The first thing Amanda did, was listen to Danielle's story. The next was get her a debt relief order. New Horizons paid the £90 fee.
"It was a big weight lifted off my shoulders. I could start breathing again, and moving forward and focusing on the next steps which was really good. I was going to be evicted and Amanda helped me sort all that out. So now I've got a 5 year tenancy, which can make me breathe knowing I've got a roof over the kid's heads."
New Horizons offers help specifically with money problems, such as debt, and advice on how to manage money better. It also provides help getting back into the job market, such as writing CVs and helps people get online.
In Danielle's case, New Horizons lent her a Chrome Book until she could save up to buy her own.
When I came in to see Danielle she was at crisis point, but then when you see her journey and how far she has come, it makes me feel emotional. She's done it herself. I've just been coaching and supporting her.
New Horizons started 18 months ago and has so far worked with 300 people across Cambridgeshire and King's Lynn. One of its partner organisations is the University of Cambridge.
Researchers there designed the programme and have been evaluating its effectiveness as it progresses.
These are complex problems and they're not easy to solve and unfortunately they affect a lot of people.
The New Horizons project is by its nature a bespoke, individualised programme and so limited in the number of people it can help.
But for those like Danielle, who have benefited, the impact is huge. Danielle is now learning to drive in order to get a better job. She's also been inspired to help others in her community by campaigning for better park facilities for children in Guyhirn.

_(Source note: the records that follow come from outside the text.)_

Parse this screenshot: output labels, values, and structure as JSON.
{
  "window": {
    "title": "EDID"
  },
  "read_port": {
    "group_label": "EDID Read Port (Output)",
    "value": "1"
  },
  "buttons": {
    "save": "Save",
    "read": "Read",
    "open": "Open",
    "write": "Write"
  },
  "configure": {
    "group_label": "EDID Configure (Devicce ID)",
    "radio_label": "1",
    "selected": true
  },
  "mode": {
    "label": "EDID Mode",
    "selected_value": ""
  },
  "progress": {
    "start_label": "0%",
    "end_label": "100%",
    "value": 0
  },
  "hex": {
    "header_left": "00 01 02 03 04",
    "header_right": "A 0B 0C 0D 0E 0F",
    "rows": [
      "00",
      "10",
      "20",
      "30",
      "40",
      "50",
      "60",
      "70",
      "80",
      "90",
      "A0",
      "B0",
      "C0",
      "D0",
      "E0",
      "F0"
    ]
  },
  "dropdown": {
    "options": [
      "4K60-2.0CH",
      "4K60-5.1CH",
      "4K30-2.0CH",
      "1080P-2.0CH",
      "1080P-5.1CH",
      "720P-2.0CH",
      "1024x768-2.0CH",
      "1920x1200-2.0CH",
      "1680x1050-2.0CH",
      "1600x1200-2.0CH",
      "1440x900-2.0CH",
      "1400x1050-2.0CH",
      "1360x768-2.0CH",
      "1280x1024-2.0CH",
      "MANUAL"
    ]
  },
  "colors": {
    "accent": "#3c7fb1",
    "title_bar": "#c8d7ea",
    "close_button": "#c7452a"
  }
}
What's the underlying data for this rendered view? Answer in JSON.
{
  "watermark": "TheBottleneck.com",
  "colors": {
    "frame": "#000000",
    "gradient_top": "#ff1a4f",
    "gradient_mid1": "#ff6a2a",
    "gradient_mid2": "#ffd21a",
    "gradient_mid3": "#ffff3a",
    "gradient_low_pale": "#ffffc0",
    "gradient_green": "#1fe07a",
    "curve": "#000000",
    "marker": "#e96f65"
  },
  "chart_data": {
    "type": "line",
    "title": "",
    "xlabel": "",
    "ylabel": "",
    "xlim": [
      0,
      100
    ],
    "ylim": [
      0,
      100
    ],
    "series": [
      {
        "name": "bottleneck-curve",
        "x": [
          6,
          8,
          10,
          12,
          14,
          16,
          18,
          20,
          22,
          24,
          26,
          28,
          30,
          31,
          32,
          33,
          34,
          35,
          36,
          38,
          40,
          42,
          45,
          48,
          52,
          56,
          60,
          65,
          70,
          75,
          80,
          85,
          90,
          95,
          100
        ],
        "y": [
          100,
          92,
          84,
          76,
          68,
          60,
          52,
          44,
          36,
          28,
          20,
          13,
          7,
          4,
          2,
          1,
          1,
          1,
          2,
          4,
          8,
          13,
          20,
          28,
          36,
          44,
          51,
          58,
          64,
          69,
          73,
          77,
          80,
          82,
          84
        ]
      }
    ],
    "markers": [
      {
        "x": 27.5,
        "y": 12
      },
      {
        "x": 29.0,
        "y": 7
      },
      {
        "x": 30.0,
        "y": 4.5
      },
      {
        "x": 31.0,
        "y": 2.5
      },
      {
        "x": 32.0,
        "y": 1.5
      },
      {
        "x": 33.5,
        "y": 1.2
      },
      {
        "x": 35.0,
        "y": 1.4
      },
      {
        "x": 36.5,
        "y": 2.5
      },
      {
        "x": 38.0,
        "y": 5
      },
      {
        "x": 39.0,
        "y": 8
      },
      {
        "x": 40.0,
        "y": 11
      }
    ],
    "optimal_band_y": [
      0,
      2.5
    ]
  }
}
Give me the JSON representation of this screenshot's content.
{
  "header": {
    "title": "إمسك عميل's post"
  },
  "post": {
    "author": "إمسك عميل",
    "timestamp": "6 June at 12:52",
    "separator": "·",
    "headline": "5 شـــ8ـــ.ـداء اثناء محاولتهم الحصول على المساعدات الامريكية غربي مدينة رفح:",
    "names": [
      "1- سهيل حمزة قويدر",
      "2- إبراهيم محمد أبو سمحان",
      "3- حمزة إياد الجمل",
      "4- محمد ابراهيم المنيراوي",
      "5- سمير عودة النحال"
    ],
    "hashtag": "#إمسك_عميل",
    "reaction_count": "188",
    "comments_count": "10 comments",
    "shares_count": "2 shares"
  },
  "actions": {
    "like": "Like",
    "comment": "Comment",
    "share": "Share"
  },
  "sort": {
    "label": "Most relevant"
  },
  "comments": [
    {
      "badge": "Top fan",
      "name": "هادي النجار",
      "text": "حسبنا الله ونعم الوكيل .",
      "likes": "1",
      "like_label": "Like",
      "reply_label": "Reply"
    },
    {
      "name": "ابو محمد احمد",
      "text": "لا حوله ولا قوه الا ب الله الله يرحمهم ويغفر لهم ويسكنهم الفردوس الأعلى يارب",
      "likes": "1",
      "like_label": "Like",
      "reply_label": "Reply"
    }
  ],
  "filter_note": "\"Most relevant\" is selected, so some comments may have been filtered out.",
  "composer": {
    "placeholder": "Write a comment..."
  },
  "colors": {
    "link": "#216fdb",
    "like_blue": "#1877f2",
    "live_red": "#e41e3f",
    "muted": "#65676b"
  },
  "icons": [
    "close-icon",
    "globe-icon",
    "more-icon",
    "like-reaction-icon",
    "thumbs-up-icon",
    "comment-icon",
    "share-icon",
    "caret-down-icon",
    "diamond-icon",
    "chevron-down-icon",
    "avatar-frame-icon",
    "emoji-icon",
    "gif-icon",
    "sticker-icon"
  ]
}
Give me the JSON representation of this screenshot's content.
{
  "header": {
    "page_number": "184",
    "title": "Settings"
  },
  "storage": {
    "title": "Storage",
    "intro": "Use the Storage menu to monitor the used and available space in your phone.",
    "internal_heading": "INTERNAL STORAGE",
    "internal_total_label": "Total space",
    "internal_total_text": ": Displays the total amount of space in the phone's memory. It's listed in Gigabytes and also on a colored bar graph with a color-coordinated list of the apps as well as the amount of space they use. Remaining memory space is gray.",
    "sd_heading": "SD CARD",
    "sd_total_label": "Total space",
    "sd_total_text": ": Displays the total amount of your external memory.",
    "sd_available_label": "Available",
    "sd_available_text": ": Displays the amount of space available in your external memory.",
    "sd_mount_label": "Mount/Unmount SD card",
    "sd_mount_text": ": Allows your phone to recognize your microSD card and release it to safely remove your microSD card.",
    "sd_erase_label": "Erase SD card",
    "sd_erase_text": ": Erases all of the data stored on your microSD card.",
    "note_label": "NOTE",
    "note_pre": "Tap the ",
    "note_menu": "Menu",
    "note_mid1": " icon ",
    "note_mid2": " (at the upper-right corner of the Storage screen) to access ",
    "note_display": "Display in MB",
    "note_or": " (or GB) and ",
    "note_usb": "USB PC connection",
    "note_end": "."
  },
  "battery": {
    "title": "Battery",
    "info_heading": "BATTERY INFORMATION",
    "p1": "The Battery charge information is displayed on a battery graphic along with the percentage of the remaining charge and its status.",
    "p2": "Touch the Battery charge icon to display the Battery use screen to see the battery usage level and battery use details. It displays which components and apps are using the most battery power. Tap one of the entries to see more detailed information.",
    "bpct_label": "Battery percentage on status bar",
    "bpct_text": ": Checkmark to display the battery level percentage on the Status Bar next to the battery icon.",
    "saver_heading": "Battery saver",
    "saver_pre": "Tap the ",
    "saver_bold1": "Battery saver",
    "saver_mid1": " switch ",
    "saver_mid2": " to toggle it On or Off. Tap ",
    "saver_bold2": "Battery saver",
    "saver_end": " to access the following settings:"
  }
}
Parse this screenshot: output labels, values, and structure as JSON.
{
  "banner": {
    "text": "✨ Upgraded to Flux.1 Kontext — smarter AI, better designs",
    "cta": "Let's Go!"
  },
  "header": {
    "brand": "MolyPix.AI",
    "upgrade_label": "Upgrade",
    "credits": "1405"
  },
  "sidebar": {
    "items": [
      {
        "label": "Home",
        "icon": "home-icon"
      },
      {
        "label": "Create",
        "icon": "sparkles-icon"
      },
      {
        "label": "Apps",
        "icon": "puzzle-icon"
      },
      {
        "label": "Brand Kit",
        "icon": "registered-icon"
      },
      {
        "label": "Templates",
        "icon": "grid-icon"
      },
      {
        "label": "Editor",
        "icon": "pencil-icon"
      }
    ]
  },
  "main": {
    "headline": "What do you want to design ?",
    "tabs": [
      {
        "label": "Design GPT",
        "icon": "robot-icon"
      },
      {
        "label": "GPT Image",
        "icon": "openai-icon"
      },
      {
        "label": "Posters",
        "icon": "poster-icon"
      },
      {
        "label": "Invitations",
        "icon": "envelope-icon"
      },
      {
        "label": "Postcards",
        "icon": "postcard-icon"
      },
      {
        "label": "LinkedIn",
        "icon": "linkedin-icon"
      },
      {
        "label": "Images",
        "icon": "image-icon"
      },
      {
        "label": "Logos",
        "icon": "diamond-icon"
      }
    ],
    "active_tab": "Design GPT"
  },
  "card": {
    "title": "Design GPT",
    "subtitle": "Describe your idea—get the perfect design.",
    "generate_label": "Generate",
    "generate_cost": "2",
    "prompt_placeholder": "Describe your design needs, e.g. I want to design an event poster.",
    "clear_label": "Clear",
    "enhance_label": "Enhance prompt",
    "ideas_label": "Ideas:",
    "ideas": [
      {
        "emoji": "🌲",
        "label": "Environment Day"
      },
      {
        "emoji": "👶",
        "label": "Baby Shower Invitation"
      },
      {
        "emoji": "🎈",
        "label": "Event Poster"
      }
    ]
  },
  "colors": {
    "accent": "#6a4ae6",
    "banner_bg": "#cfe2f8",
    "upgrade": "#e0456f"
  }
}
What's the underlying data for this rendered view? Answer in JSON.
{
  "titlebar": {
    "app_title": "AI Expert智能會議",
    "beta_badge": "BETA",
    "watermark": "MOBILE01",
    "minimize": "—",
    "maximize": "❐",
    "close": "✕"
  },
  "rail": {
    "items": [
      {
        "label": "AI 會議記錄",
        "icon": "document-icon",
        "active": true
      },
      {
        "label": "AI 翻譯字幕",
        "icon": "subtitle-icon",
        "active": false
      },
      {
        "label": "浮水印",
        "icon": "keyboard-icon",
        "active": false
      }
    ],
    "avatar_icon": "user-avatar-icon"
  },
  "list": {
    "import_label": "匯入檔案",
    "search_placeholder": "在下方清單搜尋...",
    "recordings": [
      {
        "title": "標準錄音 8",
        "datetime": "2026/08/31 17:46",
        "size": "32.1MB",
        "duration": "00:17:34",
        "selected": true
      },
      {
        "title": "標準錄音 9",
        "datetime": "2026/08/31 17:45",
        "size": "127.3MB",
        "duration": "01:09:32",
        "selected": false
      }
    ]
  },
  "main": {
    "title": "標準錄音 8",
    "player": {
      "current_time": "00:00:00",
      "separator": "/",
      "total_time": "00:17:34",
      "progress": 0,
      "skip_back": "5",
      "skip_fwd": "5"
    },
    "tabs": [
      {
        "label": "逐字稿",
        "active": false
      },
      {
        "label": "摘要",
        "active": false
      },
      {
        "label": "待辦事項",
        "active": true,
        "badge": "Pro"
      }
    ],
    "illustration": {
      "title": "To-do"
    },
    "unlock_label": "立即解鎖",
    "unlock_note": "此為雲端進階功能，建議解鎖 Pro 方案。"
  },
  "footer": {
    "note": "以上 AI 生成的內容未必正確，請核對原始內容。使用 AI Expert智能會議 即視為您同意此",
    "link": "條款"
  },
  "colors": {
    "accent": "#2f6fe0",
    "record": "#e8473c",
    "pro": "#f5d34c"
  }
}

I feel if Amanda hadn't come into my life I don't know where I would have been. Because I was just so lost. And now I feel like I am in a better place and I can start looking for the future rather than worrying about the past.